Google has kicked off press day here at CES 2014 in Las Vegas by announcing that Audi, GM, Honda, Hyundai, and chip manufacturer Nvidia are creating a partnership aimed at bringing Android to your car.
Called the Open Automotive Alliance (OAA), it promises that automotive infotainment systems may run on the open-source operating system as soon as 2014.
The idea of Audi bringing Android to the automotive scene was long-rumored ahead of CES. While it was expected that Audi and Google would pair up to bring Android into the car, the inclusion of other partners is something that hadn't hit the rumor mill until today.

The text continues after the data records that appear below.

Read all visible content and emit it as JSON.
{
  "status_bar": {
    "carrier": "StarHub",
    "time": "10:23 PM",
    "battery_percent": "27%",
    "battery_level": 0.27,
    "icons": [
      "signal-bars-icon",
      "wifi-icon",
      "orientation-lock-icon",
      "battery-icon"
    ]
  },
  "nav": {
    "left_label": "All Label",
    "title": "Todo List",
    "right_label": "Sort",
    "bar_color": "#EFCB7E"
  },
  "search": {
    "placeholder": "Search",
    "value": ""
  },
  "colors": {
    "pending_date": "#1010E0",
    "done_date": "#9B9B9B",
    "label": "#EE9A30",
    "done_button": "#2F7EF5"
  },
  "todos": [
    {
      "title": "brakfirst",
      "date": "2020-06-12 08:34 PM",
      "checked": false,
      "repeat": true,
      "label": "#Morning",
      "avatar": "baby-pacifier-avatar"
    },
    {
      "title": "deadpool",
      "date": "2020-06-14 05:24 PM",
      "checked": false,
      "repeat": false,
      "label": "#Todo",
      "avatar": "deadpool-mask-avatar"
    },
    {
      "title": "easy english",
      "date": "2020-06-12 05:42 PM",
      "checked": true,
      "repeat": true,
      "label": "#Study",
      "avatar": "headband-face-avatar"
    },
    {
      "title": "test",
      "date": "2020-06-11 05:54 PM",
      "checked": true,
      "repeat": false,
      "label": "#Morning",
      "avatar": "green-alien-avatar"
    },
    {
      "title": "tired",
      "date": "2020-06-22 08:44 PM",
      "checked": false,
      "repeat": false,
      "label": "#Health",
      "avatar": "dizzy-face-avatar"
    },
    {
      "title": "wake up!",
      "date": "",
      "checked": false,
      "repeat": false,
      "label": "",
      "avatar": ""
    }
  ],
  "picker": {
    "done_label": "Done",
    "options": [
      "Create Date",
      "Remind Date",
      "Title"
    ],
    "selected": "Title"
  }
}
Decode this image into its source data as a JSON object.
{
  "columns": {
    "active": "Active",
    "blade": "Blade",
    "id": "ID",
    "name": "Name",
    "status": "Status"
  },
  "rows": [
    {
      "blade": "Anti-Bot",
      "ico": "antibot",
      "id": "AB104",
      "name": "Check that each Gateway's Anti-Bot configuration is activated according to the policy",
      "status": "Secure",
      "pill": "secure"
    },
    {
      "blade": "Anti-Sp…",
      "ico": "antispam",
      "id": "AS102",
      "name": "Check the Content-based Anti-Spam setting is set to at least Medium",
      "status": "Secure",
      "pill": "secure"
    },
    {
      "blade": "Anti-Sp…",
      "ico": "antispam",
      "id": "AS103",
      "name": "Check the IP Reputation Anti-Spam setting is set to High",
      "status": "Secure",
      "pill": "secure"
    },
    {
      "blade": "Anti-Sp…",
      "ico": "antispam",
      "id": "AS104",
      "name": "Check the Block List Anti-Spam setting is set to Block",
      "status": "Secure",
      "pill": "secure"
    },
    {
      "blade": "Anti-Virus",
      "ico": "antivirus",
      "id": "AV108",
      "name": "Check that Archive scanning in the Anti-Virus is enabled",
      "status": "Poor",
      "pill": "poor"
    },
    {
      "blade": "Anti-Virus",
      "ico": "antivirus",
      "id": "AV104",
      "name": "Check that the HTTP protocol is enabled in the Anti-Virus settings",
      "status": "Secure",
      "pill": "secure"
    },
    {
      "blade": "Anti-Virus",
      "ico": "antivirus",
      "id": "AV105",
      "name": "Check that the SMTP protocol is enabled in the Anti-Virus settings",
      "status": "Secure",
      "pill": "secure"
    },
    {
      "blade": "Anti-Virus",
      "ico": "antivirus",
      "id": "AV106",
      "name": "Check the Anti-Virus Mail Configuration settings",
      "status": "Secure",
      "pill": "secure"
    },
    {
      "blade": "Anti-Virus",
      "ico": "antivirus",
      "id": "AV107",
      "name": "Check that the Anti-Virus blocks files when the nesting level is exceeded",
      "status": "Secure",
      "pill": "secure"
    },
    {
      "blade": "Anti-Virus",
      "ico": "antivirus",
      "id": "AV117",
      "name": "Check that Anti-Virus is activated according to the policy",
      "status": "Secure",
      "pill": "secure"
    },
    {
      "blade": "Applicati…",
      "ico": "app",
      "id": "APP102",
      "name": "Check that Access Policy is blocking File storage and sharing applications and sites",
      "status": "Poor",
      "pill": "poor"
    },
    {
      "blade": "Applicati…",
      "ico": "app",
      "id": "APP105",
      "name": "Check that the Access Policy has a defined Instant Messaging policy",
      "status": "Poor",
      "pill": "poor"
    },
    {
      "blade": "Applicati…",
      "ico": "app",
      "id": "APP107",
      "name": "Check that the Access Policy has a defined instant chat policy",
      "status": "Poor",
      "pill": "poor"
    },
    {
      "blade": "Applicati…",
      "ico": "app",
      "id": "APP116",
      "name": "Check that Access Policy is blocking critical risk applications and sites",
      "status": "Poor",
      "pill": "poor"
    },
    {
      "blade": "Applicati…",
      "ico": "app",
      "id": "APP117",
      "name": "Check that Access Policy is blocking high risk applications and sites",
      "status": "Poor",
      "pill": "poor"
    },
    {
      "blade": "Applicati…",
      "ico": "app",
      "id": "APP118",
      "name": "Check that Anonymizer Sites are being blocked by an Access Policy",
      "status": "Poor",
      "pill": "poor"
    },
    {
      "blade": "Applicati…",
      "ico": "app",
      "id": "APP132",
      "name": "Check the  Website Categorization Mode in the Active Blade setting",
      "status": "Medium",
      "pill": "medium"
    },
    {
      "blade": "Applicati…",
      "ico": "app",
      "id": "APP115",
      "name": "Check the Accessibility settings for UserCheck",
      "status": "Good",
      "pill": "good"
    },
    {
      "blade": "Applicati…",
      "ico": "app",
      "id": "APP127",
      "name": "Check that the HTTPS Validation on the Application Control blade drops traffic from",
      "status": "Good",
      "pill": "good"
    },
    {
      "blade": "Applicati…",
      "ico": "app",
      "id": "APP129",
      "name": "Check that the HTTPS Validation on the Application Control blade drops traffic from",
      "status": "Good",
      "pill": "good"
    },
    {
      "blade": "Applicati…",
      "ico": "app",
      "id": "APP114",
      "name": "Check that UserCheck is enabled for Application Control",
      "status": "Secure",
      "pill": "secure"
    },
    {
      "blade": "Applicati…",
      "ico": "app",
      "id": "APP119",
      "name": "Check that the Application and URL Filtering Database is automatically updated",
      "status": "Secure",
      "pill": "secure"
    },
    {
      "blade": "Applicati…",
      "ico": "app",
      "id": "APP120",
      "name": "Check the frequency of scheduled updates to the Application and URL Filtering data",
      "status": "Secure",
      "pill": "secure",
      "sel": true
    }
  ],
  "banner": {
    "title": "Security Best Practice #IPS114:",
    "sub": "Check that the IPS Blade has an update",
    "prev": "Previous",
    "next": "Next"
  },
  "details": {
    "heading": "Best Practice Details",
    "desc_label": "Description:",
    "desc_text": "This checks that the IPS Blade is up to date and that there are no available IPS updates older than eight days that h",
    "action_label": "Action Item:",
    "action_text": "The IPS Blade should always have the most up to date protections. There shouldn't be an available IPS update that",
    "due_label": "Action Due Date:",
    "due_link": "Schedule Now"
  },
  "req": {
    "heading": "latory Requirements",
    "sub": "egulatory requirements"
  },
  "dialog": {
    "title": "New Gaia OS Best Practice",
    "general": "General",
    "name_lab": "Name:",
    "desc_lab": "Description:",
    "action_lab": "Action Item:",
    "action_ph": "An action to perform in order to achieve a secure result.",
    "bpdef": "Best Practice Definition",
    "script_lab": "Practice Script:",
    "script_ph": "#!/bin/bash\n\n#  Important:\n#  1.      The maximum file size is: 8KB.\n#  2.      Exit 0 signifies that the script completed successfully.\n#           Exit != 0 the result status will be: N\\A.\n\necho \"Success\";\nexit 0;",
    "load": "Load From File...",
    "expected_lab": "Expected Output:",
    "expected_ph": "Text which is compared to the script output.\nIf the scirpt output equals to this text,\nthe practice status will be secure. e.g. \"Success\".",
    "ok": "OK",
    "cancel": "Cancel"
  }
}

The alliance uses a platform that's already familiar to drivers and developers alike, giving automakers access to an open ecosystem and allowing programmers to easily create new apps specifically tailored to in-car use.
When Nvidia revealed its latest chip last night, the Tegra K1, it specifically teased the possibility of cars that could employ Android computing not just for infotainment, but for a host of demanding functions such as driverless travel.
Patrick Brady, Android's director of engineering, wrote in a blog post that OAA would create a "driving-optimized experience," customizing Android to make driving "safer, easier and more enjoyable for everyone."
We already saw an Android-powered infotainment system in the 2014 Kia Soul at last year's New York Auto Show, and came away impressed with its speed and customizability. We're hoping to see similar results from the automakers in the Alliance.
Brady said the announcement of OAA was "just the beginning," as other companies are welcome to join. With Apple's promise of iOS in the Car, competition for dashboard real estate may be heating up.